I would like to argue through historical analysis for the alternative strategy of creating a strong, public female sphere. A number of feminist historians have recently explored the value of the separate, though not necessarily public, female sphere for enriching women’s historical experience. Carroll Smith-Rosenberg’s research has shown how close personal relationships enhanced the private lives of women in the nineteenth century.4 At the same time, private “sisterhoods,” Nancy Cott has suggested, may have been a precondition for the emergence of feminist consciousness.5 In the late nineteenth and early twentieth centuries, intimate friendships provided support systems for politically active women, as demonstrated by the work of both Blanche Cook and Nancy Sahli.6 However, the women’s culture of the past — personal networks, rituals, and relationships — did not automatically constitute a political strategy. As loving and supportive as women’s networks may have been, they could keep women content with a status that was inferior to that of men.

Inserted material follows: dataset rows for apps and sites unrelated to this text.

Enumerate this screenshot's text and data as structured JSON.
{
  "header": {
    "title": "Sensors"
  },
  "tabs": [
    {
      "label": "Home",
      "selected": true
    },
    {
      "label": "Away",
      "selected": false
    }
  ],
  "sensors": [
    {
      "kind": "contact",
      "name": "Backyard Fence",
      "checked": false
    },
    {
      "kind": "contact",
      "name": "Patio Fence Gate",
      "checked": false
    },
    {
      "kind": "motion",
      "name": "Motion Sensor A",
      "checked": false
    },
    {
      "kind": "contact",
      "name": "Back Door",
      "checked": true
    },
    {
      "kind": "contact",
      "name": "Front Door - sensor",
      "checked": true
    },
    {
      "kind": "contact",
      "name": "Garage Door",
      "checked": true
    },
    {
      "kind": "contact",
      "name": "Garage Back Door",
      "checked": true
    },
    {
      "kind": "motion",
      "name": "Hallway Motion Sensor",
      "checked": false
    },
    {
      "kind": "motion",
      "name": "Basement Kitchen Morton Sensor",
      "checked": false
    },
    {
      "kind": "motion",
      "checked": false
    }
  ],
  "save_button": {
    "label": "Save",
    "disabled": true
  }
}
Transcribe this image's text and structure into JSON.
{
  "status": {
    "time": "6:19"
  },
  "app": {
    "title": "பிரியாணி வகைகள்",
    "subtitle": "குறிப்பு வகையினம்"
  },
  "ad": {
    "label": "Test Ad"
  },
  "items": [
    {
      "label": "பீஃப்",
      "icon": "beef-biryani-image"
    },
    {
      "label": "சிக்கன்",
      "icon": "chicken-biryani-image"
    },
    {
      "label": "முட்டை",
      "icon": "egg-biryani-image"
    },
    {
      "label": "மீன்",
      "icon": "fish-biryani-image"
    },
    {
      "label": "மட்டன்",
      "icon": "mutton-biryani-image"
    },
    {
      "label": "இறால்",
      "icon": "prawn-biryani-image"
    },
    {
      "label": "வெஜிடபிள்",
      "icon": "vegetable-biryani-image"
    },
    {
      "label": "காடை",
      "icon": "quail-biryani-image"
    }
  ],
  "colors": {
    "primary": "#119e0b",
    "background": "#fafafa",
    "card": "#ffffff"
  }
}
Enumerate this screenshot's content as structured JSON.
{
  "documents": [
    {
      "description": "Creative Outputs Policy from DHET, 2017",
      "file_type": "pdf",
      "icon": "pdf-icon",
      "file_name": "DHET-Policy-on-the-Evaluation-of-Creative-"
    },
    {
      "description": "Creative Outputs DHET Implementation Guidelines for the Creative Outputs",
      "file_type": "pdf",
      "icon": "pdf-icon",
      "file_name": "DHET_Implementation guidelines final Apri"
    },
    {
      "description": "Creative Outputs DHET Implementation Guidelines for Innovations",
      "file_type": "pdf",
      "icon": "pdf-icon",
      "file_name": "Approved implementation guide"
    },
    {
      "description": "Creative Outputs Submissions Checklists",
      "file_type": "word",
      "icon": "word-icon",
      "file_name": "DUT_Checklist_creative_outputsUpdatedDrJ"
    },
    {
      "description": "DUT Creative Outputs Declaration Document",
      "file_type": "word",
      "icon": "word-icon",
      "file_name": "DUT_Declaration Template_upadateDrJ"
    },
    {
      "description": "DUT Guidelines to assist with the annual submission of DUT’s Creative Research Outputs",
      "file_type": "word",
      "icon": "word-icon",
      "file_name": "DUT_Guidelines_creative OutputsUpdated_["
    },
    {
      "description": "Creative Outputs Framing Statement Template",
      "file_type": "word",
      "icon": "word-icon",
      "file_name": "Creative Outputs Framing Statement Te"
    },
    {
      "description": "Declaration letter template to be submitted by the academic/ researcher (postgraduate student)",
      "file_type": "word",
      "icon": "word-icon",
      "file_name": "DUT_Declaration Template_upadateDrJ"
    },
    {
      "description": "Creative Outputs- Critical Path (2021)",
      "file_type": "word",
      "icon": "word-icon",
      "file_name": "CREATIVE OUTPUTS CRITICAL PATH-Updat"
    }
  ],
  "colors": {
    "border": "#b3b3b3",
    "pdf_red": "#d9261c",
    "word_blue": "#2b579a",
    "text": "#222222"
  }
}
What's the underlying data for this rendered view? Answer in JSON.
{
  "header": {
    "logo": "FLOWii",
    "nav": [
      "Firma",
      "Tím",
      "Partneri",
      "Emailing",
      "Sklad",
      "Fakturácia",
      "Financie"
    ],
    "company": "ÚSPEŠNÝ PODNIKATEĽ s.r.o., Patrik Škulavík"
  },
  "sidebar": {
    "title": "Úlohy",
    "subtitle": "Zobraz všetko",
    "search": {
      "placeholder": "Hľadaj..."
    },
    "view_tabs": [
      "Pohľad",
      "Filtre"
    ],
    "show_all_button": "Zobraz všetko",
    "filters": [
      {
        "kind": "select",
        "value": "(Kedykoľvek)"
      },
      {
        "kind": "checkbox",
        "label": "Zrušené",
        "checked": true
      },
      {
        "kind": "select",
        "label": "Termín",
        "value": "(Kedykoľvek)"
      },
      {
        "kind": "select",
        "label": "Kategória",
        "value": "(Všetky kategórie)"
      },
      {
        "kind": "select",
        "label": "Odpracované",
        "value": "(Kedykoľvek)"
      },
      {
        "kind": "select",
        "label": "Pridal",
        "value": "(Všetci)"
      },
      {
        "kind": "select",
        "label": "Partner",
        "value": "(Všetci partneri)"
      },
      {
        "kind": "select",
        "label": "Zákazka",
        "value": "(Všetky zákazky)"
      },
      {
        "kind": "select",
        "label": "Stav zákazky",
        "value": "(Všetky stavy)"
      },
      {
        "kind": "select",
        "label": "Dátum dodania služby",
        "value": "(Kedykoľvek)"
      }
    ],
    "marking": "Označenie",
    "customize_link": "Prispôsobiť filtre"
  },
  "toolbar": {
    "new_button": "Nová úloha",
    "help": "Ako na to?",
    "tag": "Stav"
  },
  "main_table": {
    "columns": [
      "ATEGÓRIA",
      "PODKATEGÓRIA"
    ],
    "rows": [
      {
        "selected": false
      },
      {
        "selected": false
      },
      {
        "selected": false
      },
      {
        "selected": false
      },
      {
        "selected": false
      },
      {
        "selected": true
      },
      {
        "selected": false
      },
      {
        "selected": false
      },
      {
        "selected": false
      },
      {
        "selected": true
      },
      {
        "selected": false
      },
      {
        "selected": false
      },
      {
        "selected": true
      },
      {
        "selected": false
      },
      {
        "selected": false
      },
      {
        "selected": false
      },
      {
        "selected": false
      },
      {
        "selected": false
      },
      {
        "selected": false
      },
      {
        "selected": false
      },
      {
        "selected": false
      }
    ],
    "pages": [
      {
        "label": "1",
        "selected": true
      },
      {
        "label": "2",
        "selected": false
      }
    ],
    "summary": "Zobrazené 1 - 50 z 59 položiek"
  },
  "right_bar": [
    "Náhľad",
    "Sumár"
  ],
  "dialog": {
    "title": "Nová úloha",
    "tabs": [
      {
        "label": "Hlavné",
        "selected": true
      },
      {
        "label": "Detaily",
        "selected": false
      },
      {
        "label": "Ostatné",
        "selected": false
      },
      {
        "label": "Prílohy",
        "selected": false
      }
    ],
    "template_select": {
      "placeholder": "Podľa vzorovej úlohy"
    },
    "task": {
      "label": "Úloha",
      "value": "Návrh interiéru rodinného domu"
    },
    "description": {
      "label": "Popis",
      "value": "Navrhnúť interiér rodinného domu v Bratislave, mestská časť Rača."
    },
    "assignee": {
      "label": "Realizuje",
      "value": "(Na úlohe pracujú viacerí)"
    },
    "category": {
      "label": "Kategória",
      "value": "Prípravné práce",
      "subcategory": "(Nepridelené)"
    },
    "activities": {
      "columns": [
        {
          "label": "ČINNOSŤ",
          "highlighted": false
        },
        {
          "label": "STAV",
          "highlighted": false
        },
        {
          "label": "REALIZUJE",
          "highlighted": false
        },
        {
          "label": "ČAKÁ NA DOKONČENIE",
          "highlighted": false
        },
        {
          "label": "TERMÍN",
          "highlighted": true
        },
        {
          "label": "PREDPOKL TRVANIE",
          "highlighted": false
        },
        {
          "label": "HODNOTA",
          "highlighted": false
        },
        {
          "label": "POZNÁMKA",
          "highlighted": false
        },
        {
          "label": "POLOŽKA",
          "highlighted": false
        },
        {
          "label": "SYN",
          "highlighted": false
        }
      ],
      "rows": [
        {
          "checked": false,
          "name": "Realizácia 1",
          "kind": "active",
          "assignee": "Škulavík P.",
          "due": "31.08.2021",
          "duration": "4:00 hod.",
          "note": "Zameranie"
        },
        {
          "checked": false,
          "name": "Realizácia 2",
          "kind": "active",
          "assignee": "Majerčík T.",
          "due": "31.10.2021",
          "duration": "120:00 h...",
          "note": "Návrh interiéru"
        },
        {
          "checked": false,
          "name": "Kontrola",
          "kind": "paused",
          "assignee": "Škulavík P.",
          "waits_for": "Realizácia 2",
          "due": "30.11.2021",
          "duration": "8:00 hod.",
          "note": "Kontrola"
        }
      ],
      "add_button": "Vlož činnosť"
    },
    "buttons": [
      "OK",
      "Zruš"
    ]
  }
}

I do not accept the argument that female networks and feminist politics were incompatible. Rather, in the following synthesis of recent scholarship in American women’s history, I want to show how the women’s movement in the late nineteenth and early twentieth centuries provides an example of the “women’s societies and African queens” strategy that Rosaldo mentioned. The creation of a separate, public female sphere helped mobilize women and gained political leverage in the larger society. A separatist political strategy, which I refer to as “female institution building,” emerged from the middle – class women’s culture of the nineteenth century. Its history suggests that in our own time, as well, women’s culture can be integral to feminist politics.7